There are a few basic types of toothpastes out there today. However, it’s important to realize that many toothpastes fit into one or more of the categories. (This is why there are more than 40 different types of Crest alone, after all.)
Fluoride toothpastes contain fluoride compounds to help prevent tooth decay. Fluoride works by strengthening, and even helping repair, tooth enamel. These toothpastes vary in the amount and type of fluoride compounds they contain and can come in a variety of flavors that appeal to both adults and children.
If you’d like your teeth to look a little whiter, whitening toothpastes can help. They’re not as effective as dedicated whitening products (like whitening strips), but they can help you maintain whitened teeth. However, keep in mind that many whitening toothpastes can be more abrasive than regular toothpastes. If you use them, give your teeth an occasional break by using less abrasive toothpastes as well!
Some people experience pain when their teeth are exposed to cold, heat, or touch—even the gentle pressure applied when brushing their teeth. If you experience this condition, called dentin hypersensitivity, you can use desensitizing toothpaste to make brushing a more pleasant (or at least not painful) activity.
Anti-plaque toothpastes help prevent plaque from accumulating around your teeth, reducing the risk of both tooth decay and gum disease. There are a variety of anti-plaque compounds out there, including Triclosan (an anti-bacterial compound) and zinc citrate (which supports your immune system).
Toothpastes for kids may or may not have fluoride in them—and that’s actually not a problem. First of all, the physical action of brushing (and flossing) loosens plaque and helps protect your teeth. Typically, toothpastes made for children have fruity flavors and lower levels of fluoride in case of swallowing.

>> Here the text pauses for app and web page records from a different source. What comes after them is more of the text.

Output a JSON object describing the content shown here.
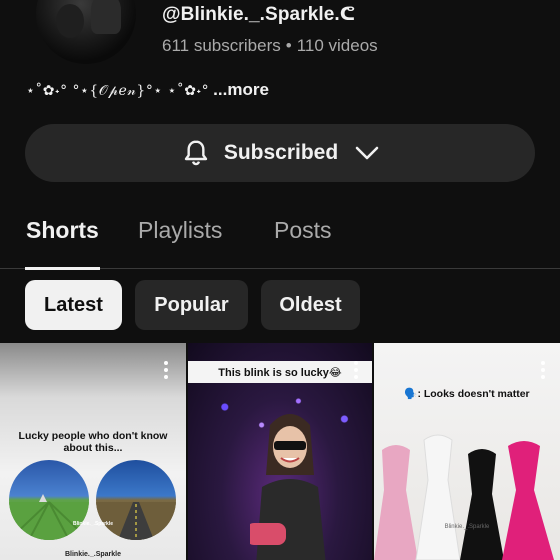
{
  "channel": {
    "handle": "@Blinkie._.Sparkle.ᕦ",
    "subscribers": "611 subscribers",
    "separator": "•",
    "videos": "110 videos",
    "description_deco": "⋆˚✿˖° °⋆{𝒪𝓅𝑒𝓃}°⋆ ⋆˚✿˖°",
    "more_label": "...more"
  },
  "subscribe": {
    "label": "Subscribed",
    "icon": "bell-icon",
    "dropdown_icon": "chevron-down-icon"
  },
  "tabs": [
    {
      "label": "Shorts",
      "active": true
    },
    {
      "label": "Playlists",
      "active": false
    },
    {
      "label": "Posts",
      "active": false
    }
  ],
  "filters": [
    {
      "label": "Latest",
      "selected": true
    },
    {
      "label": "Popular",
      "selected": false
    },
    {
      "label": "Oldest",
      "selected": false
    }
  ],
  "shorts": [
    {
      "caption": "Lucky people who don't know about this...",
      "watermark": "Blinkie._.Sparkle",
      "overlay": "Blinkie._.Sparkle"
    },
    {
      "caption": "This blink is so lucky😂",
      "watermark": ""
    },
    {
      "caption_icon": "🗣️",
      "caption": ": Looks doesn't matter",
      "watermark": "Blinkie._.Sparkle"
    }
  ],
  "colors": {
    "background": "#0f0f0f",
    "surface": "#272727",
    "text": "#f1f1f1",
    "muted": "#aaaaaa"
  }
}
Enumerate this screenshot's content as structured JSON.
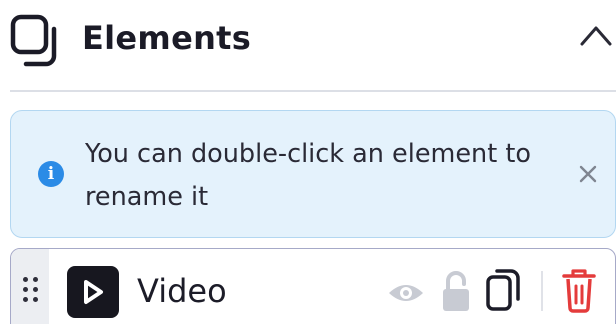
{
  "panel": {
    "title": "Elements",
    "icon": "layers-icon",
    "collapse_icon": "chevron-up-icon"
  },
  "info": {
    "icon": "info-icon",
    "icon_glyph": "i",
    "message": "You can double-click an element to rename it",
    "dismiss_icon": "close-icon"
  },
  "elements": [
    {
      "name": "Video",
      "type_icon": "video-play-icon",
      "actions": [
        "visibility-eye-icon",
        "unlock-icon",
        "duplicate-icon",
        "delete-trash-icon"
      ]
    }
  ],
  "colors": {
    "info_background": "#e4f2fc",
    "info_border": "#b3d7f1",
    "info_icon": "#2b8be6",
    "delete_icon": "#e43b3b",
    "muted_icon": "#c8cbd3",
    "row_border": "#a6a9c8"
  }
}
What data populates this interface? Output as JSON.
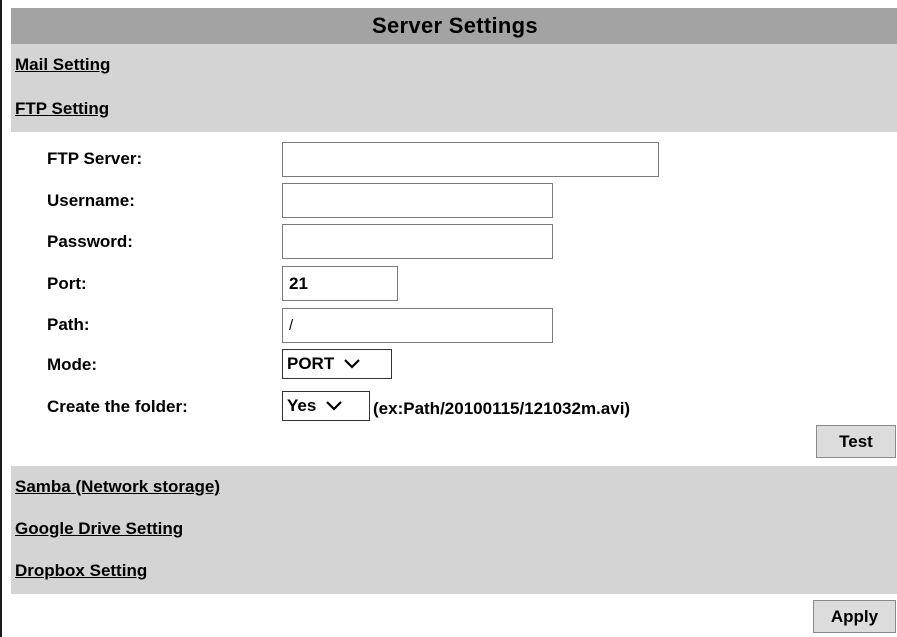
{
  "page": {
    "title": "Server Settings"
  },
  "sections": {
    "mail": "Mail Setting",
    "ftp": "FTP Setting",
    "samba": "Samba (Network storage)",
    "google_drive": "Google Drive Setting",
    "dropbox": "Dropbox Setting"
  },
  "ftp": {
    "server_label": "FTP Server:",
    "server_value": "",
    "username_label": "Username:",
    "username_value": "",
    "password_label": "Password:",
    "password_value": "",
    "port_label": "Port:",
    "port_value": "21",
    "path_label": "Path:",
    "path_value": "/",
    "mode_label": "Mode:",
    "mode_value": "PORT",
    "folder_label": "Create the folder:",
    "folder_value": "Yes",
    "folder_hint": "(ex:Path/20100115/121032m.avi)",
    "test_label": "Test"
  },
  "footer": {
    "apply_label": "Apply"
  },
  "icons": {
    "dropdown": "chevron-down-icon"
  },
  "colors": {
    "title_bg": "#a3a3a3",
    "section_bg": "#d4d4d4",
    "button_bg": "#dcdcdc"
  }
}
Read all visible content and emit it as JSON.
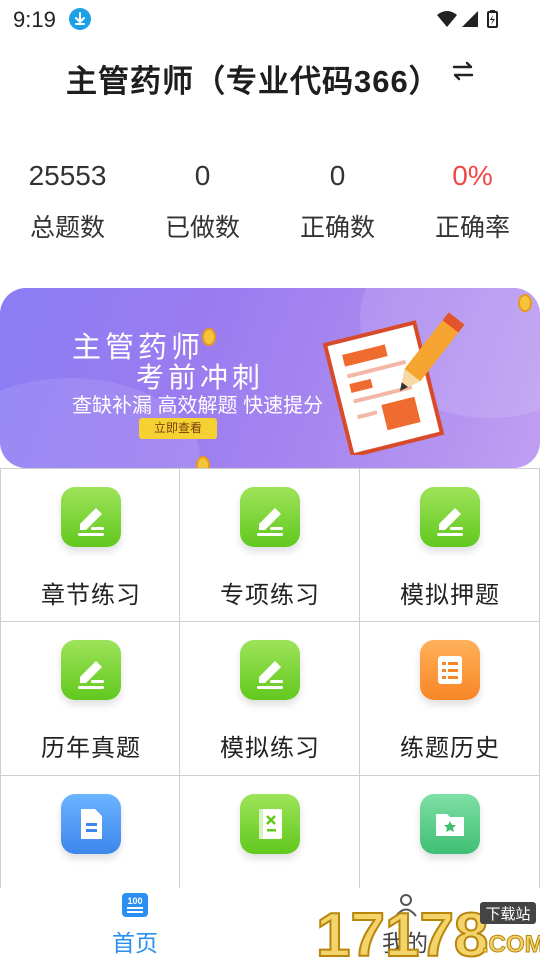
{
  "status_bar": {
    "time": "9:19"
  },
  "header": {
    "title": "主管药师（专业代码366）"
  },
  "stats": [
    {
      "value": "25553",
      "label": "总题数",
      "color": "#333333"
    },
    {
      "value": "0",
      "label": "已做数",
      "color": "#333333"
    },
    {
      "value": "0",
      "label": "正确数",
      "color": "#333333"
    },
    {
      "value": "0%",
      "label": "正确率",
      "color": "#f04747"
    }
  ],
  "banner": {
    "line1": "主管药师",
    "line2": "考前冲刺",
    "subtitle": "查缺补漏 高效解题 快速提分",
    "button": "立即查看"
  },
  "grid": [
    {
      "label": "章节练习",
      "icon": "pencil-edit-icon",
      "color": "green"
    },
    {
      "label": "专项练习",
      "icon": "pencil-edit-icon",
      "color": "green"
    },
    {
      "label": "模拟押题",
      "icon": "pencil-edit-icon",
      "color": "green"
    },
    {
      "label": "历年真题",
      "icon": "pencil-edit-icon",
      "color": "green"
    },
    {
      "label": "模拟练习",
      "icon": "pencil-edit-icon",
      "color": "green"
    },
    {
      "label": "练题历史",
      "icon": "scroll-list-icon",
      "color": "orange"
    },
    {
      "label": "",
      "icon": "document-icon",
      "color": "blue"
    },
    {
      "label": "",
      "icon": "wrong-book-icon",
      "color": "green"
    },
    {
      "label": "",
      "icon": "star-folder-icon",
      "color": "teal"
    }
  ],
  "bottom_nav": {
    "home_badge": "100",
    "home_label": "首页",
    "mine_label": "我的",
    "active_color": "#2a8ff0"
  },
  "watermark": {
    "number": "17178",
    "site": ".COM",
    "tag": "下载站"
  }
}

To be honest, the most important choice you make is to brush and floss regularly. The best toothpaste for you to use is one that supports your goals for oral health, and that you will use twice a day, every day.